Pinter said that the opening of that play in New York City in 1967 was one of the greatest theatrical nights of his life. He said the audience was full of money—the women in mink, the men in tuxedoes. And as soon as the curtain opened, they hated the play. Pinter said, "The hostility towards the play was palpable. You could see it." But, he said, "The great thing was, the actors went on and felt it and hated the audience back even more. And they gave it everything [they had]. By the end of the evening, the audience was defeated. All these men in their tuxedos were just horrified. ... There's no question that the play won on that occasion."

It's the birthday of Thelonious (Sphere) Monk, (works by this author) who was born in Rocky Mount, North Carolina (1917) but grew up in New York City. He started piano lessons at a young age. By age 13, he had won the weekly amateur night contest at the Apollo Theater so many times that he was no longer allowed to compete.

Six years later, he joined the house band at Minton's Playhouse in Harlem, where he and Charlie Parker, Dizzy Gillespie, and a few others invented a new kind of jazz known as bebop. It involved unusual repetition of phrases and an offbeat, angular pattern of sound. In the '40s he started making recordings, and in the '50s he came out with two of his most popular albums, Brilliant Corners and Thelonious Monk with John Coltrane.
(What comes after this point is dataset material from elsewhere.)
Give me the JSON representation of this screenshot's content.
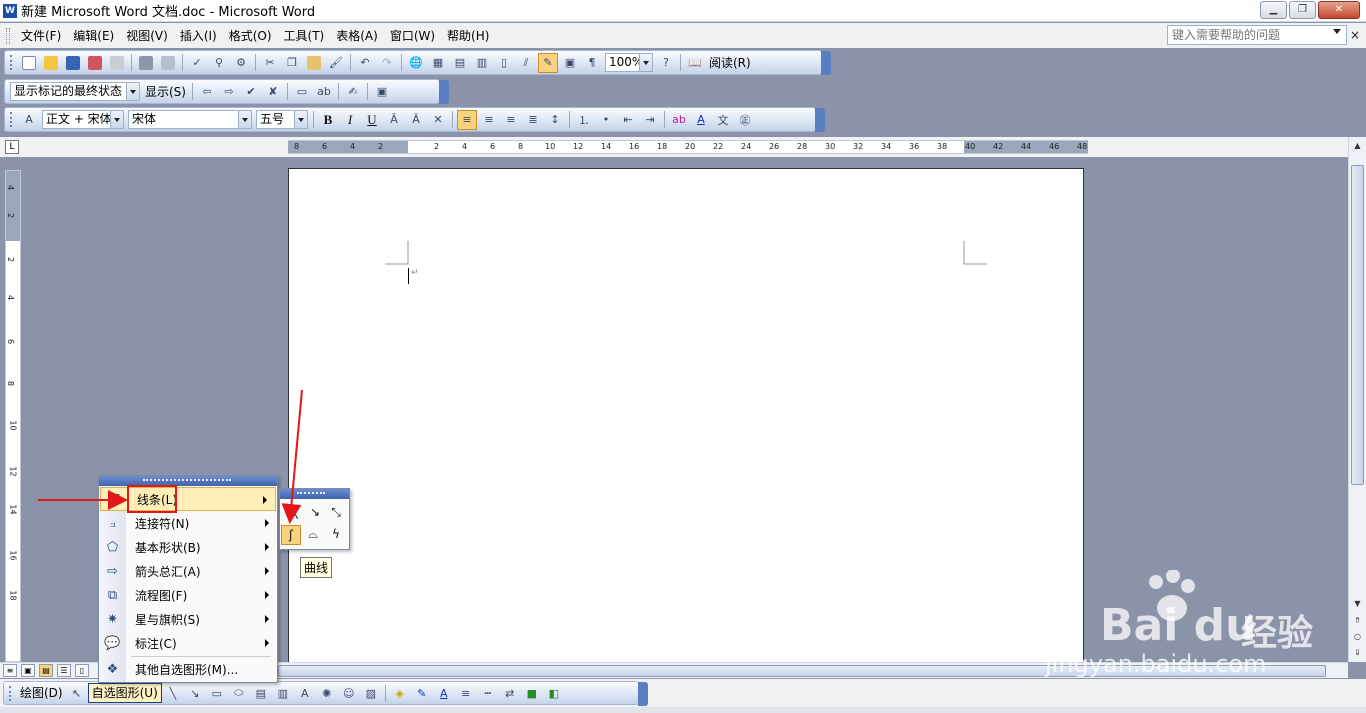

With these albums, he gained international attention as a pianist and a composer.

The Thelonious Monk Quartet, which included John Coltrane, began a hugely successful regular gig at the Five Spot. Monk played at jazz festivals with other famous jazz legends around the country until the 1970s, when he stopped touring. His most famous compositions include "'Round About Midnight," "Straight No Chaser," "Blue Monk," and "Misterioso."

Be well, do good work, and keep in touch.®




  • “Writers end up writing stories—or rather, stories' shadows—and they're grateful if they can, but it is not enough. Nothing the writer can do is ever enough” —Joy Williams
  • “I want to live other lives. I've never quite believed that one chance is all I get. Writing is my way of making other chances.” —Anne Tyler
  • “Writing is a performance, like singing an aria or dancing a jig” —Stephen Greenblatt
  • “All good writing is swimming under water and holding your breath.” —F. Scott Fitzgerald
  • “Good writing is always about things that are important to you, things that are scary to you, things that eat you up.” —John Edgar Wideman
  • “In certain ways writing is a form of prayer.” —Denise Levertov
  • “Writing is a socially acceptable form of schizophrenia.” —E.L. Doctorow
  • “Writing is like driving at night in the fog. You can only see as far as your headlights, but you can make the whole trip that way.” —E.L. Doctorow
  • “Let's face it, writing is hell.” —William Styron
  • “A writer is someone for whom writing is more difficult than it is for other people.” —Thomas Mann
  • “Writing is 90 percent procrastination: reading magazines, eating cereal out of the box, watching infomercials.” —Paul Rudnick
  • “Writing is a failure. Writing is not only useless, it's spoiled paper.” —Padget Powell
  • “Writing is very hard work and knowing what you're doing the whole time.” —Shelby Foote
  • “I think all writing is a disease. You can't stop it.” —William Carlos Williams
  • “Writing is like getting married. One should never commit oneself until one is amazed at one's luck.” —Iris Murdoch
  • “The less conscious one is of being ‘a writer,’ the better the writing.” —Pico Iyer
  • “Writing is…that oddest of anomalies: an intimate letter to a stranger.” —Pico Iyer
  • “Writing is my dharma.” —Raja Rao
  • “Writing is a combination of intangible creative fantasy and appallingly hard work.” —Anthony Powell
  • “I think writing is, by definition, an optimistic act.” —Michael Cunningham
Current Faves - Learn more about poets featured frequently on the show